In 1992 the tiny independent label Scat started circulating Guided By Voices amongst the rock underground. The band rode an updraft of rabidly enthusiastic fanzine press out of the basement and onto major stages.
When the group first played Chicago in 1994 they were visibly thrilled just to have the chance to be onstage, but their commanding performances served notice that they had the talent to back up the hype. The extremely prolific Pollard has gone on to write dozens of songs that wrap fever-dream lyrics in catchy power-pop melodies held together by spit-and-tape hiss. The latter are inevitable artifacts of GBV’s homemade recording methods; they often record songs minutes after writing them, sometimes using toy keyboards and cookie sheets for drums.

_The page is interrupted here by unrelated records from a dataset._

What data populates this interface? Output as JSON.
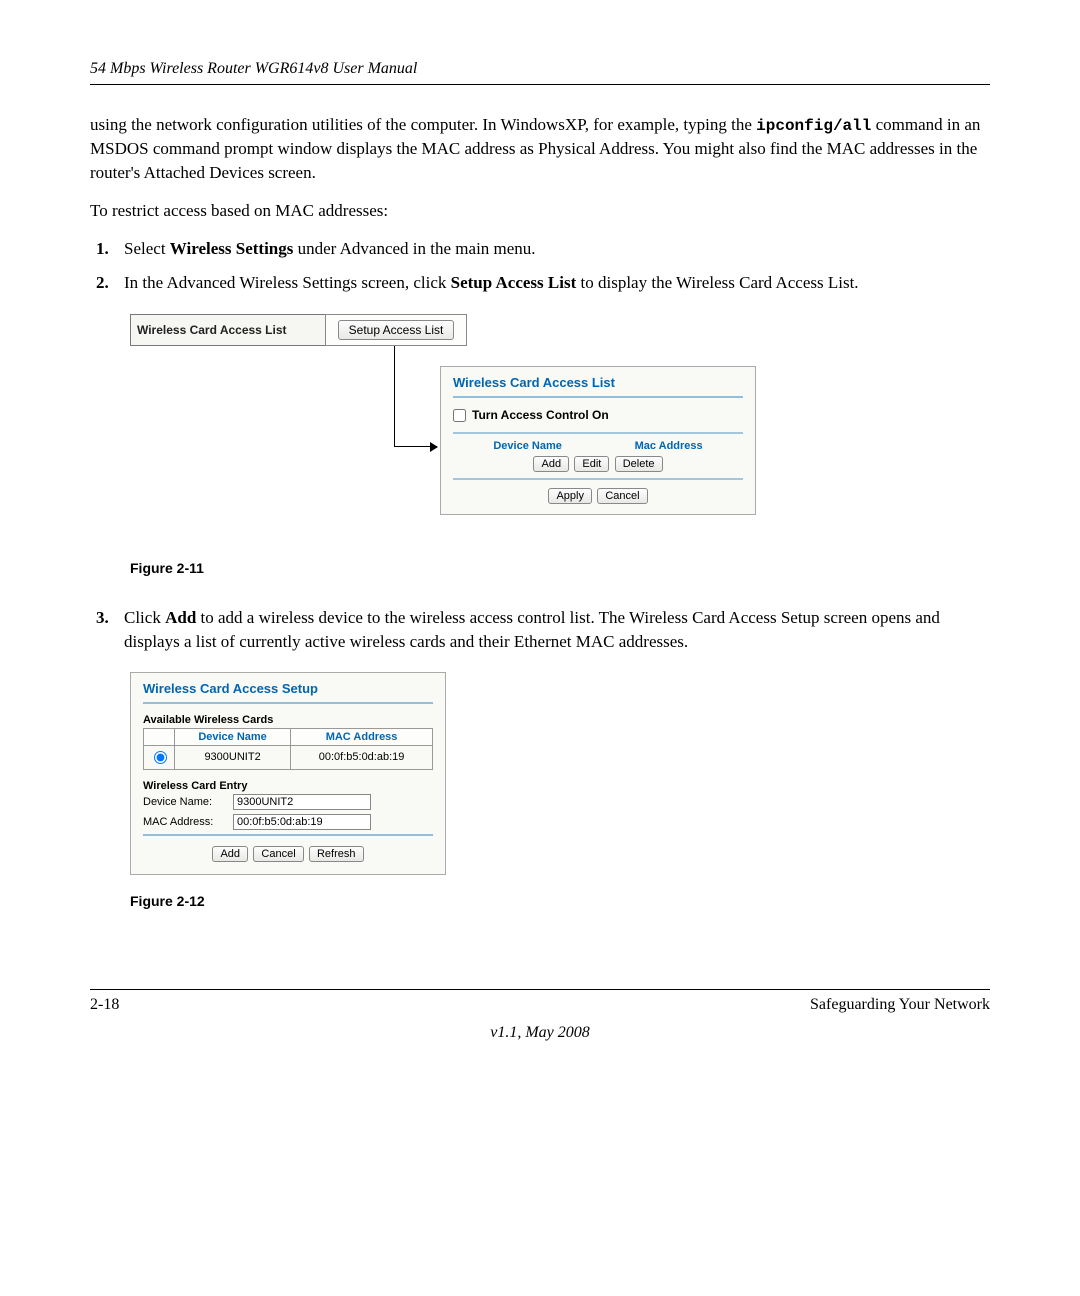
{
  "header": {
    "title": "54 Mbps Wireless Router WGR614v8 User Manual"
  },
  "intro": {
    "part1": "using the network configuration utilities of the computer. In WindowsXP, for example, typing the ",
    "command": "ipconfig/all",
    "part2": " command in an MSDOS command prompt window displays the MAC address as Physical Address. You might also find the MAC addresses in the router's Attached Devices screen.",
    "restrict": "To restrict access based on MAC addresses:"
  },
  "steps": {
    "one": {
      "num": "1.",
      "pre": "Select ",
      "bold": "Wireless Settings",
      "post": " under Advanced in the main menu."
    },
    "two": {
      "num": "2.",
      "pre": "In the Advanced Wireless Settings screen, click ",
      "bold": "Setup Access List",
      "post": " to display the Wireless Card Access List."
    },
    "three": {
      "num": "3.",
      "pre": "Click ",
      "bold": "Add",
      "post": " to add a wireless device to the wireless access control list. The Wireless Card Access Setup screen opens and displays a list of currently active wireless cards and their Ethernet MAC addresses."
    }
  },
  "fig211": {
    "caption": "Figure 2-11",
    "box_label": "Wireless Card Access List",
    "setup_button": "Setup Access List",
    "panel": {
      "title": "Wireless Card Access List",
      "checkbox_label": "Turn Access Control On",
      "col_device": "Device Name",
      "col_mac": "Mac Address",
      "btn_add": "Add",
      "btn_edit": "Edit",
      "btn_delete": "Delete",
      "btn_apply": "Apply",
      "btn_cancel": "Cancel"
    }
  },
  "fig212": {
    "caption": "Figure 2-12",
    "panel": {
      "title": "Wireless Card Access Setup",
      "available_heading": "Available Wireless Cards",
      "col_device": "Device Name",
      "col_mac": "MAC Address",
      "row_device": "9300UNIT2",
      "row_mac": "00:0f:b5:0d:ab:19",
      "entry_heading": "Wireless Card Entry",
      "label_device": "Device Name:",
      "value_device": "9300UNIT2",
      "label_mac": "MAC Address:",
      "value_mac": "00:0f:b5:0d:ab:19",
      "btn_add": "Add",
      "btn_cancel": "Cancel",
      "btn_refresh": "Refresh"
    }
  },
  "footer": {
    "page_num": "2-18",
    "section": "Safeguarding Your Network",
    "version": "v1.1, May 2008"
  }
}
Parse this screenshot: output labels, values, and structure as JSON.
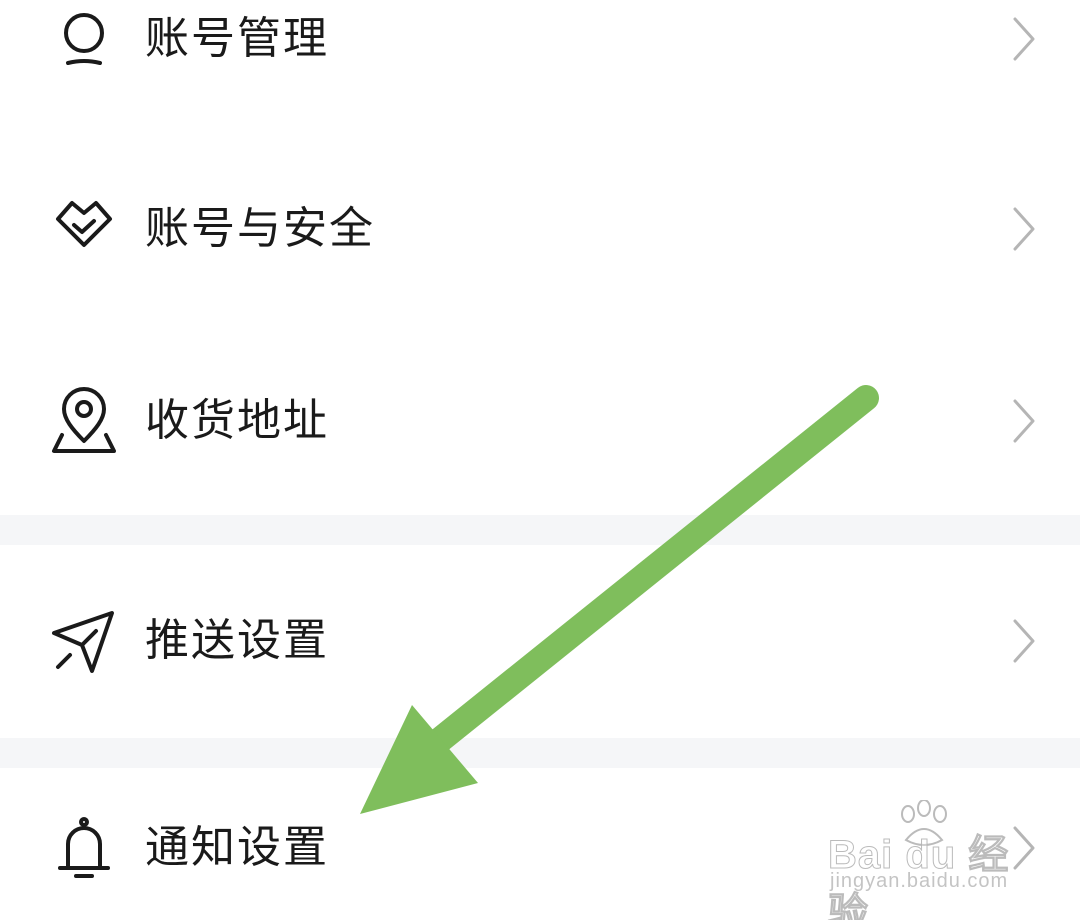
{
  "settings": {
    "items": [
      {
        "label": "账号管理",
        "icon": "user-icon"
      },
      {
        "label": "账号与安全",
        "icon": "shield-check-icon"
      },
      {
        "label": "收货地址",
        "icon": "location-pin-icon"
      },
      {
        "label": "推送设置",
        "icon": "send-icon"
      },
      {
        "label": "通知设置",
        "icon": "bell-icon"
      }
    ]
  },
  "watermark": {
    "brand": "Bai du 经验",
    "url": "jingyan.baidu.com"
  },
  "colors": {
    "text": "#1a1a1a",
    "chevron": "#b5b5b5",
    "divider": "#f5f6f8",
    "annotation_arrow": "#7fbe5c"
  }
}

Pollard and his ever-changing crew (he changes musicians as often as some people change socks) abandoned such rough-and-ready methods and employed producer Ric Ocasek of the Cars to give their recent TVT Records debut “Do the Collapse” the pomp and polish necessary to get on the radio.
The results are mixed; the single “Teenage FBI” benefits from the pumped-up production, but quirkier material like “In Stitches” is as cramped in Ocasek’s glossy settings as a weight-lifter in an ill-fitting rented tux.
The new songs fared better when Guided By Voices played them at the Metro on Friday night. New drummer Jim MacPherson and returning lead guitarist Doug Gillard added fluid facility to GBV’s trademark anthemic intensity.
Rhythm guitarist Nathan Farley and bassist Tim Tobias are competent players, but contributed more with their unfeigned enthusiasm and shameless mugging for the crowd.
Pollard has developed into a seasoned performer with a vigorous repertoire of microphone twirls and high kicks that belie both his age (41) and his prodigious onstage consumption of beer and cigarettes. He quickly established a rapport with the devoted audience, which needed little encouragement to sing along with Pollard on mid-’90s favorites such as “I Am a Scientist” and the new single.
The Lynnfield Pioneers, a quartet from New York City, opened with a set of appealingly brittle rhythms undercut by singsong, adenoidal raps.